(What the task asks) Your task is to output all the records below, word for word.
[Extracted entries]
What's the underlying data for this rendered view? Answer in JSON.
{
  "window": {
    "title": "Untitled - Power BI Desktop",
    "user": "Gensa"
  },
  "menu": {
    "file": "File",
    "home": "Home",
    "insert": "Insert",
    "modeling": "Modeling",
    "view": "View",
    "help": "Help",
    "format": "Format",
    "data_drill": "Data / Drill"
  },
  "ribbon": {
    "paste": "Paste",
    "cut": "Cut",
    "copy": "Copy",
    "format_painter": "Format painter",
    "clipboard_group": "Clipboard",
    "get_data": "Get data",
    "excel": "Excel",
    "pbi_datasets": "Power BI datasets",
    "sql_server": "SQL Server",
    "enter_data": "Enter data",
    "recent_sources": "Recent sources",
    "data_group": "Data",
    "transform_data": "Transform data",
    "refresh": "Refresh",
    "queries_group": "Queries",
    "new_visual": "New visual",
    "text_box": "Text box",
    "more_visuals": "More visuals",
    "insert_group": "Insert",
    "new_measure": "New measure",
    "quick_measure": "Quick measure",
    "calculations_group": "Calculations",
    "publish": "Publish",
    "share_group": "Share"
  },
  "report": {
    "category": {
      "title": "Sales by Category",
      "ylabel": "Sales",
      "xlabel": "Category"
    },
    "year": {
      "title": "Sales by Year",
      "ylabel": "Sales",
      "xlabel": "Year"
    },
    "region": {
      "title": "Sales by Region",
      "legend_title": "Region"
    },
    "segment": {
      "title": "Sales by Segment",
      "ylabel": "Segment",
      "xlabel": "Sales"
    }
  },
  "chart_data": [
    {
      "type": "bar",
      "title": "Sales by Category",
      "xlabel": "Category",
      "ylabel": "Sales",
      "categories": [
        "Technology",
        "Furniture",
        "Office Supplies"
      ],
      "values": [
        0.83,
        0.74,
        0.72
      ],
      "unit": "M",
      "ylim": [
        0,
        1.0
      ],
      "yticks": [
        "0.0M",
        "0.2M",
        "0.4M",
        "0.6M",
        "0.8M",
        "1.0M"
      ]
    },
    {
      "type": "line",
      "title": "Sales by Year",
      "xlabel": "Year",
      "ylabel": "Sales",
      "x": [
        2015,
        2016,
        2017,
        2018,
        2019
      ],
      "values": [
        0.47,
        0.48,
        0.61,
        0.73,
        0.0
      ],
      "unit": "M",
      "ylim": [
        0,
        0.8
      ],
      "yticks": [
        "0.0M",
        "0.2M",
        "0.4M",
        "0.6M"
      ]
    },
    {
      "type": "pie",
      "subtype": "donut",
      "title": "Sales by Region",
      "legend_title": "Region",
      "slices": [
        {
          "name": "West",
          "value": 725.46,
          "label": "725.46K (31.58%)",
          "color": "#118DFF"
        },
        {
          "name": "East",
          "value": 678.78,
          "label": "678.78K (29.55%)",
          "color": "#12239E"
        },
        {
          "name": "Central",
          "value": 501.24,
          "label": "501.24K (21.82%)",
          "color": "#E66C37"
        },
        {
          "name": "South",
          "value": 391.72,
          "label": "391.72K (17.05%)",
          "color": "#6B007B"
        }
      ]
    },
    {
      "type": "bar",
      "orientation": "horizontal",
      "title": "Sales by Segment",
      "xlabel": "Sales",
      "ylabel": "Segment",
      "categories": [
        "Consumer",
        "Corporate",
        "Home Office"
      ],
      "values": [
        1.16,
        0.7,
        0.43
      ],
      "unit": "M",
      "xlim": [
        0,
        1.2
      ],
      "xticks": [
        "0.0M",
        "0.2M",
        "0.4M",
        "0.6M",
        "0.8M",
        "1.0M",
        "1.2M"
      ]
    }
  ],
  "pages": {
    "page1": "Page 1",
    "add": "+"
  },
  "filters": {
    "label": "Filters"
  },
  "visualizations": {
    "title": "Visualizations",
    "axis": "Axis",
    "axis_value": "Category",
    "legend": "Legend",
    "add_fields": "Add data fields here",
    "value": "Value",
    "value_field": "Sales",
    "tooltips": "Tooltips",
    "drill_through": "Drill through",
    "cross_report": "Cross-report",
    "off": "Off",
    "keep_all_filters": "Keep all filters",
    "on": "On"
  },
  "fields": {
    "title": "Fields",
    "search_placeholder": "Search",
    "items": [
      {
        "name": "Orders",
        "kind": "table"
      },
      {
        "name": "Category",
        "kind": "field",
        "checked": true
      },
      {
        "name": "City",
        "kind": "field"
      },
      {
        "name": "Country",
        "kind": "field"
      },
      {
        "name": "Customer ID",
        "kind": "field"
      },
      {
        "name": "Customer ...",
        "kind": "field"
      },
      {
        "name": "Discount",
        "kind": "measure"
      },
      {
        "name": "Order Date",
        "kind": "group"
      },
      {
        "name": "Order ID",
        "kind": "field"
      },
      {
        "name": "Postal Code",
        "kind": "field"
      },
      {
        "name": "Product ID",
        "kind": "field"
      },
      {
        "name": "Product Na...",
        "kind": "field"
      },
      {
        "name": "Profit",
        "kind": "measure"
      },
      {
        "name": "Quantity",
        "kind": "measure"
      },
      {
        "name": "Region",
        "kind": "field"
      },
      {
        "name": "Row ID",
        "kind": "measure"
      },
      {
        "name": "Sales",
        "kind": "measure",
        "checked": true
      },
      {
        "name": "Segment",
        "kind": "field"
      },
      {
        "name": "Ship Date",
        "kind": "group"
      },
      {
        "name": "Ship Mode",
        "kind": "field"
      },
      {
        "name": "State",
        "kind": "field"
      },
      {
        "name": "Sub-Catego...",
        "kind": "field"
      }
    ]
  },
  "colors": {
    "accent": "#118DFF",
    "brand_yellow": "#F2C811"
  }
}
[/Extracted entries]
(Expected output)
What's the underlying data for this rendered view? Answer in JSON.
{
  "window": {
    "title": "Untitled - Power BI Desktop",
    "user": "Gensa"
  },
  "menu": {
    "file": "File",
    "home": "Home",
    "insert": "Insert",
    "modeling": "Modeling",
    "view": "View",
    "help": "Help",
    "format": "Format",
    "data_drill": "Data / Drill"
  },
  "ribbon": {
    "paste": "Paste",
    "cut": "Cut",
    "copy": "Copy",
    "format_painter": "Format painter",
    "clipboard_group": "Clipboard",
    "get_data": "Get data",
    "excel": "Excel",
    "pbi_datasets": "Power BI datasets",
    "sql_server": "SQL Server",
    "enter_data": "Enter data",
    "recent_sources": "Recent sources",
    "data_group": "Data",
    "transform_data": "Transform data",
    "refresh": "Refresh",
    "queries_group": "Queries",
    "new_visual": "New visual",
    "text_box": "Text box",
    "more_visuals": "More visuals",
    "insert_group": "Insert",
    "new_measure": "New measure",
    "quick_measure": "Quick measure",
    "calculations_group": "Calculations",
    "publish": "Publish",
    "share_group": "Share"
  },
  "report": {
    "category": {
      "title": "Sales by Category",
      "ylabel": "Sales",
      "xlabel": "Category"
    },
    "year": {
      "title": "Sales by Year",
      "ylabel": "Sales",
      "xlabel": "Year"
    },
    "region": {
      "title": "Sales by Region",
      "legend_title": "Region"
    },
    "segment": {
      "title": "Sales by Segment",
      "ylabel": "Segment",
      "xlabel": "Sales"
    }
  },
  "chart_data": [
    {
      "type": "bar",
      "title": "Sales by Category",
      "xlabel": "Category",
      "ylabel": "Sales",
      "categories": [
        "Technology",
        "Furniture",
        "Office Supplies"
      ],
      "values": [
        0.83,
        0.74,
        0.72
      ],
      "unit": "M",
      "ylim": [
        0,
        1.0
      ],
      "yticks": [
        "0.0M",
        "0.2M",
        "0.4M",
        "0.6M",
        "0.8M",
        "1.0M"
      ]
    },
    {
      "type": "line",
      "title": "Sales by Year",
      "xlabel": "Year",
      "ylabel": "Sales",
      "x": [
        2015,
        2016,
        2017,
        2018,
        2019
      ],
      "values": [
        0.47,
        0.48,
        0.61,
        0.73,
        0.0
      ],
      "unit": "M",
      "ylim": [
        0,
        0.8
      ],
      "yticks": [
        "0.0M",
        "0.2M",
        "0.4M",
        "0.6M"
      ]
    },
    {
      "type": "pie",
      "subtype": "donut",
      "title": "Sales by Region",
      "legend_title": "Region",
      "slices": [
        {
          "name": "West",
          "value": 725.46,
          "label": "725.46K (31.58%)",
          "color": "#118DFF"
        },
        {
          "name": "East",
          "value": 678.78,
          "label": "678.78K (29.55%)",
          "color": "#12239E"
        },
        {
          "name": "Central",
          "value": 501.24,
          "label": "501.24K (21.82%)",
          "color": "#E66C37"
        },
        {
          "name": "South",
          "value": 391.72,
          "label": "391.72K (17.05%)",
          "color": "#6B007B"
        }
      ]
    },
    {
      "type": "bar",
      "orientation": "horizontal",
      "title": "Sales by Segment",
      "xlabel": "Sales",
      "ylabel": "Segment",
      "categories": [
        "Consumer",
        "Corporate",
        "Home Office"
      ],
      "values": [
        1.16,
        0.7,
        0.43
      ],
      "unit": "M",
      "xlim": [
        0,
        1.2
      ],
      "xticks": [
        "0.0M",
        "0.2M",
        "0.4M",
        "0.6M",
        "0.8M",
        "1.0M",
        "1.2M"
      ]
    }
  ],
  "pages": {
    "page1": "Page 1",
    "add": "+"
  },
  "filters": {
    "label": "Filters"
  },
  "visualizations": {
    "title": "Visualizations",
    "axis": "Axis",
    "axis_value": "Category",
    "legend": "Legend",
    "add_fields": "Add data fields here",
    "value": "Value",
    "value_field": "Sales",
    "tooltips": "Tooltips",
    "drill_through": "Drill through",
    "cross_report": "Cross-report",
    "off": "Off",
    "keep_all_filters": "Keep all filters",
    "on": "On"
  },
  "fields": {
    "title": "Fields",
    "search_placeholder": "Search",
    "items": [
      {
        "name": "Orders",
        "kind": "table"
      },
      {
        "name": "Category",
        "kind": "field",
        "checked": true
      },
      {
        "name": "City",
        "kind": "field"
      },
      {
        "name": "Country",
        "kind": "field"
      },
      {
        "name": "Customer ID",
        "kind": "field"
      },
      {
        "name": "Customer ...",
        "kind": "field"
      },
      {
        "name": "Discount",
        "kind": "measure"
      },
      {
        "name": "Order Date",
        "kind": "group"
      },
      {
        "name": "Order ID",
        "kind": "field"
      },
      {
        "name": "Postal Code",
        "kind": "field"
      },
      {
        "name": "Product ID",
        "kind": "field"
      },
      {
        "name": "Product Na...",
        "kind": "field"
      },
      {
        "name": "Profit",
        "kind": "measure"
      },
      {
        "name": "Quantity",
        "kind": "measure"
      },
      {
        "name": "Region",
        "kind": "field"
      },
      {
        "name": "Row ID",
        "kind": "measure"
      },
      {
        "name": "Sales",
        "kind": "measure",
        "checked": true
      },
      {
        "name": "Segment",
        "kind": "field"
      },
      {
        "name": "Ship Date",
        "kind": "group"
      },
      {
        "name": "Ship Mode",
        "kind": "field"
      },
      {
        "name": "State",
        "kind": "field"
      },
      {
        "name": "Sub-Catego...",
        "kind": "field"
      }
    ]
  },
  "colors": {
    "accent": "#118DFF",
    "brand_yellow": "#F2C811"
  }
}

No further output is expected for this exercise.